### TASK OBJECTIVE
Output the entire listing without altering anything.

### RECORDS FOR THIS EXERCISE
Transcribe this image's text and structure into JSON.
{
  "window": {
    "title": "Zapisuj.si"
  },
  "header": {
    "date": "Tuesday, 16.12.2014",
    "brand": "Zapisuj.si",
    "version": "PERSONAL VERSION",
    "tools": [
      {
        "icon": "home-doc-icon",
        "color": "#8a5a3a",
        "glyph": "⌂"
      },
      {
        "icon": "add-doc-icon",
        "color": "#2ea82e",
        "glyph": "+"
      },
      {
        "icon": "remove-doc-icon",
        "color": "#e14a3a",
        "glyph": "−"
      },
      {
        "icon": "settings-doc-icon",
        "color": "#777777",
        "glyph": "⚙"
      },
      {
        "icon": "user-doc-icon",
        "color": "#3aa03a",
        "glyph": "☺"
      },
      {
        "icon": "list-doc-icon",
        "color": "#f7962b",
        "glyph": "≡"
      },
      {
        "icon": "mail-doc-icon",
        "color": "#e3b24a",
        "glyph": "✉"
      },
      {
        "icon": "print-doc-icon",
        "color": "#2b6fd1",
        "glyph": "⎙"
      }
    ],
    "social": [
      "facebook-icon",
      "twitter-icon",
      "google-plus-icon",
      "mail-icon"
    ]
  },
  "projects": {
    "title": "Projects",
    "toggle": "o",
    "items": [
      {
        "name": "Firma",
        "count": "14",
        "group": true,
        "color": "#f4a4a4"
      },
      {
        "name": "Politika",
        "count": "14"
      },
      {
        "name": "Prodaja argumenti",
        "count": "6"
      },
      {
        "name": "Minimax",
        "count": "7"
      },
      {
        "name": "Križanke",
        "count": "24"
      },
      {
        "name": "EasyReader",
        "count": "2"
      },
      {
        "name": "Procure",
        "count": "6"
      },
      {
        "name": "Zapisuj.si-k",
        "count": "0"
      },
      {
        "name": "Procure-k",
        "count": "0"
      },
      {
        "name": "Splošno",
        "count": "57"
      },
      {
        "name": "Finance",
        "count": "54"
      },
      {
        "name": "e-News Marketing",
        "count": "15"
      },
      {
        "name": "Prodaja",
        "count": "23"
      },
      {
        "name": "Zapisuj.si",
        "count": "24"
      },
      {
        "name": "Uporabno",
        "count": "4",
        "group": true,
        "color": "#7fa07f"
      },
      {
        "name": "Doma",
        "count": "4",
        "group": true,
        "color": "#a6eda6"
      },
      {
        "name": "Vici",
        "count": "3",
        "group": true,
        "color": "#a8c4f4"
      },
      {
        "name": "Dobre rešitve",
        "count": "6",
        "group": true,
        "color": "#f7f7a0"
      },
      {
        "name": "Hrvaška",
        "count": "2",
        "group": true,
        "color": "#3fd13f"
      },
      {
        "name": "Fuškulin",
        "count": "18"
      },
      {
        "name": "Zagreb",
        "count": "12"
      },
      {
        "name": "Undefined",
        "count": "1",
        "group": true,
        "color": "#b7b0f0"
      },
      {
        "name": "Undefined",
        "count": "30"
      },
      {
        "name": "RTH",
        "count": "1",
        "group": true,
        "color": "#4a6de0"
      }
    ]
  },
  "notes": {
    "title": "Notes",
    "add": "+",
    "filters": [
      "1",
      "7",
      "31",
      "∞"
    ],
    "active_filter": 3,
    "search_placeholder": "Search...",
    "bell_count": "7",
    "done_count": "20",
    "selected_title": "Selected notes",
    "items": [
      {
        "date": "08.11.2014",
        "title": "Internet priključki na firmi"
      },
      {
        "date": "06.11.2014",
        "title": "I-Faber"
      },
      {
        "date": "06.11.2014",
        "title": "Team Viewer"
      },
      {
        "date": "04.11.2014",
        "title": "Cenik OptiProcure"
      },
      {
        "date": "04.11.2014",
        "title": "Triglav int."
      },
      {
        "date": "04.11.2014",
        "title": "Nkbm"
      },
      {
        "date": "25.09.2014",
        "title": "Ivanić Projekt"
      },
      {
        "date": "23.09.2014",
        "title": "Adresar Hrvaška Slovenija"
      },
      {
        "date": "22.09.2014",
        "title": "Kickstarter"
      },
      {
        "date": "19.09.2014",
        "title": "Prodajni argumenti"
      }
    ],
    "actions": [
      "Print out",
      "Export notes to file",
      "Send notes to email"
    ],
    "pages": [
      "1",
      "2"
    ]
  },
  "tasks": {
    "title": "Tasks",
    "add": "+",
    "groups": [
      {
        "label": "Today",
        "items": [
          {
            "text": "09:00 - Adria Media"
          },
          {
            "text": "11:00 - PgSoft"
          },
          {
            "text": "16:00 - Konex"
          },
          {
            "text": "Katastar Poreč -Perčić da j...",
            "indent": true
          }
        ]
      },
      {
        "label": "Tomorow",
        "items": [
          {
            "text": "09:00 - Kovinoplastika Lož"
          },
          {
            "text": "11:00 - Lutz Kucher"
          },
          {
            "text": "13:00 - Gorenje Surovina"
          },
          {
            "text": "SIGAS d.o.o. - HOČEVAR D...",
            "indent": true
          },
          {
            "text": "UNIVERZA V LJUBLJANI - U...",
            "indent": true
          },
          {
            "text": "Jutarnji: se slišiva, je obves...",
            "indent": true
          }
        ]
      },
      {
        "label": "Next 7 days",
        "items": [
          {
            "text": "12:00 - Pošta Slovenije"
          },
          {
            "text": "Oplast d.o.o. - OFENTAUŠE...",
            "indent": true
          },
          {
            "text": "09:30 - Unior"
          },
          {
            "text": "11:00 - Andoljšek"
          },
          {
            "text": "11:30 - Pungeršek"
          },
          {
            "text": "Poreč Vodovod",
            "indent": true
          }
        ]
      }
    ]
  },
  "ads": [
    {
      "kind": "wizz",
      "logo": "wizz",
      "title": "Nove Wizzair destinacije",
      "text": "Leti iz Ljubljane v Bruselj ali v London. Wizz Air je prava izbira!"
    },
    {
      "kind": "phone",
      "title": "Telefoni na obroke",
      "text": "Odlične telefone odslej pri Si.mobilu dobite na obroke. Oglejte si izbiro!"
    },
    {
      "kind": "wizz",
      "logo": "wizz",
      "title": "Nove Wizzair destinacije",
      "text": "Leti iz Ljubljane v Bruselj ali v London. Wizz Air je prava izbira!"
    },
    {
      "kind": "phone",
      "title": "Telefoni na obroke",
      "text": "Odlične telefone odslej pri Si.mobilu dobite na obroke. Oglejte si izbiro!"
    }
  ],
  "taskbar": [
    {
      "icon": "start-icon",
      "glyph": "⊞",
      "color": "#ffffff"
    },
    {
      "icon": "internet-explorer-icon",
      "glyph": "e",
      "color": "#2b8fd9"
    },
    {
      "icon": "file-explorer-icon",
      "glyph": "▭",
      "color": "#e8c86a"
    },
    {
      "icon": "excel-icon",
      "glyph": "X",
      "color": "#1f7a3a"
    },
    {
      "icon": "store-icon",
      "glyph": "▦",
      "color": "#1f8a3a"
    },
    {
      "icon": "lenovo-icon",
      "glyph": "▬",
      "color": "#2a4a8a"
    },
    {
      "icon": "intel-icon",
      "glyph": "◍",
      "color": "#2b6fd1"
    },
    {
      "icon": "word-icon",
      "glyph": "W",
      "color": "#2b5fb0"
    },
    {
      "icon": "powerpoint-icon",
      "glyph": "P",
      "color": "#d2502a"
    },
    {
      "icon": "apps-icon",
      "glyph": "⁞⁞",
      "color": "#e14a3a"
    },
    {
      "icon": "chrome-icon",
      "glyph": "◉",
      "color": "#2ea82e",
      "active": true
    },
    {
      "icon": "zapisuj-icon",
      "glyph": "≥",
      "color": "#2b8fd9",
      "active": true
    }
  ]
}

### ANSWER FOR THE TASK
Transcribe this image's text and structure into JSON.
{
  "window": {
    "title": "Zapisuj.si"
  },
  "header": {
    "date": "Tuesday, 16.12.2014",
    "brand": "Zapisuj.si",
    "version": "PERSONAL VERSION",
    "tools": [
      {
        "icon": "home-doc-icon",
        "color": "#8a5a3a",
        "glyph": "⌂"
      },
      {
        "icon": "add-doc-icon",
        "color": "#2ea82e",
        "glyph": "+"
      },
      {
        "icon": "remove-doc-icon",
        "color": "#e14a3a",
        "glyph": "−"
      },
      {
        "icon": "settings-doc-icon",
        "color": "#777777",
        "glyph": "⚙"
      },
      {
        "icon": "user-doc-icon",
        "color": "#3aa03a",
        "glyph": "☺"
      },
      {
        "icon": "list-doc-icon",
        "color": "#f7962b",
        "glyph": "≡"
      },
      {
        "icon": "mail-doc-icon",
        "color": "#e3b24a",
        "glyph": "✉"
      },
      {
        "icon": "print-doc-icon",
        "color": "#2b6fd1",
        "glyph": "⎙"
      }
    ],
    "social": [
      "facebook-icon",
      "twitter-icon",
      "google-plus-icon",
      "mail-icon"
    ]
  },
  "projects": {
    "title": "Projects",
    "toggle": "o",
    "items": [
      {
        "name": "Firma",
        "count": "14",
        "group": true,
        "color": "#f4a4a4"
      },
      {
        "name": "Politika",
        "count": "14"
      },
      {
        "name": "Prodaja argumenti",
        "count": "6"
      },
      {
        "name": "Minimax",
        "count": "7"
      },
      {
        "name": "Križanke",
        "count": "24"
      },
      {
        "name": "EasyReader",
        "count": "2"
      },
      {
        "name": "Procure",
        "count": "6"
      },
      {
        "name": "Zapisuj.si-k",
        "count": "0"
      },
      {
        "name": "Procure-k",
        "count": "0"
      },
      {
        "name": "Splošno",
        "count": "57"
      },
      {
        "name": "Finance",
        "count": "54"
      },
      {
        "name": "e-News Marketing",
        "count": "15"
      },
      {
        "name": "Prodaja",
        "count": "23"
      },
      {
        "name": "Zapisuj.si",
        "count": "24"
      },
      {
        "name": "Uporabno",
        "count": "4",
        "group": true,
        "color": "#7fa07f"
      },
      {
        "name": "Doma",
        "count": "4",
        "group": true,
        "color": "#a6eda6"
      },
      {
        "name": "Vici",
        "count": "3",
        "group": true,
        "color": "#a8c4f4"
      },
      {
        "name": "Dobre rešitve",
        "count": "6",
        "group": true,
        "color": "#f7f7a0"
      },
      {
        "name": "Hrvaška",
        "count": "2",
        "group": true,
        "color": "#3fd13f"
      },
      {
        "name": "Fuškulin",
        "count": "18"
      },
      {
        "name": "Zagreb",
        "count": "12"
      },
      {
        "name": "Undefined",
        "count": "1",
        "group": true,
        "color": "#b7b0f0"
      },
      {
        "name": "Undefined",
        "count": "30"
      },
      {
        "name": "RTH",
        "count": "1",
        "group": true,
        "color": "#4a6de0"
      }
    ]
  },
  "notes": {
    "title": "Notes",
    "add": "+",
    "filters": [
      "1",
      "7",
      "31",
      "∞"
    ],
    "active_filter": 3,
    "search_placeholder": "Search...",
    "bell_count": "7",
    "done_count": "20",
    "selected_title": "Selected notes",
    "items": [
      {
        "date": "08.11.2014",
        "title": "Internet priključki na firmi"
      },
      {
        "date": "06.11.2014",
        "title": "I-Faber"
      },
      {
        "date": "06.11.2014",
        "title": "Team Viewer"
      },
      {
        "date": "04.11.2014",
        "title": "Cenik OptiProcure"
      },
      {
        "date": "04.11.2014",
        "title": "Triglav int."
      },
      {
        "date": "04.11.2014",
        "title": "Nkbm"
      },
      {
        "date": "25.09.2014",
        "title": "Ivanić Projekt"
      },
      {
        "date": "23.09.2014",
        "title": "Adresar Hrvaška Slovenija"
      },
      {
        "date": "22.09.2014",
        "title": "Kickstarter"
      },
      {
        "date": "19.09.2014",
        "title": "Prodajni argumenti"
      }
    ],
    "actions": [
      "Print out",
      "Export notes to file",
      "Send notes to email"
    ],
    "pages": [
      "1",
      "2"
    ]
  },
  "tasks": {
    "title": "Tasks",
    "add": "+",
    "groups": [
      {
        "label": "Today",
        "items": [
          {
            "text": "09:00 - Adria Media"
          },
          {
            "text": "11:00 - PgSoft"
          },
          {
            "text": "16:00 - Konex"
          },
          {
            "text": "Katastar Poreč -Perčić da j...",
            "indent": true
          }
        ]
      },
      {
        "label": "Tomorow",
        "items": [
          {
            "text": "09:00 - Kovinoplastika Lož"
          },
          {
            "text": "11:00 - Lutz Kucher"
          },
          {
            "text": "13:00 - Gorenje Surovina"
          },
          {
            "text": "SIGAS d.o.o. - HOČEVAR D...",
            "indent": true
          },
          {
            "text": "UNIVERZA V LJUBLJANI - U...",
            "indent": true
          },
          {
            "text": "Jutarnji: se slišiva, je obves...",
            "indent": true
          }
        ]
      },
      {
        "label": "Next 7 days",
        "items": [
          {
            "text": "12:00 - Pošta Slovenije"
          },
          {
            "text": "Oplast d.o.o. - OFENTAUŠE...",
            "indent": true
          },
          {
            "text": "09:30 - Unior"
          },
          {
            "text": "11:00 - Andoljšek"
          },
          {
            "text": "11:30 - Pungeršek"
          },
          {
            "text": "Poreč Vodovod",
            "indent": true
          }
        ]
      }
    ]
  },
  "ads": [
    {
      "kind": "wizz",
      "logo": "wizz",
      "title": "Nove Wizzair destinacije",
      "text": "Leti iz Ljubljane v Bruselj ali v London. Wizz Air je prava izbira!"
    },
    {
      "kind": "phone",
      "title": "Telefoni na obroke",
      "text": "Odlične telefone odslej pri Si.mobilu dobite na obroke. Oglejte si izbiro!"
    },
    {
      "kind": "wizz",
      "logo": "wizz",
      "title": "Nove Wizzair destinacije",
      "text": "Leti iz Ljubljane v Bruselj ali v London. Wizz Air je prava izbira!"
    },
    {
      "kind": "phone",
      "title": "Telefoni na obroke",
      "text": "Odlične telefone odslej pri Si.mobilu dobite na obroke. Oglejte si izbiro!"
    }
  ],
  "taskbar": [
    {
      "icon": "start-icon",
      "glyph": "⊞",
      "color": "#ffffff"
    },
    {
      "icon": "internet-explorer-icon",
      "glyph": "e",
      "color": "#2b8fd9"
    },
    {
      "icon": "file-explorer-icon",
      "glyph": "▭",
      "color": "#e8c86a"
    },
    {
      "icon": "excel-icon",
      "glyph": "X",
      "color": "#1f7a3a"
    },
    {
      "icon": "store-icon",
      "glyph": "▦",
      "color": "#1f8a3a"
    },
    {
      "icon": "lenovo-icon",
      "glyph": "▬",
      "color": "#2a4a8a"
    },
    {
      "icon": "intel-icon",
      "glyph": "◍",
      "color": "#2b6fd1"
    },
    {
      "icon": "word-icon",
      "glyph": "W",
      "color": "#2b5fb0"
    },
    {
      "icon": "powerpoint-icon",
      "glyph": "P",
      "color": "#d2502a"
    },
    {
      "icon": "apps-icon",
      "glyph": "⁞⁞",
      "color": "#e14a3a"
    },
    {
      "icon": "chrome-icon",
      "glyph": "◉",
      "color": "#2ea82e",
      "active": true
    },
    {
      "icon": "zapisuj-icon",
      "glyph": "≥",
      "color": "#2b8fd9",
      "active": true
    }
  ]
}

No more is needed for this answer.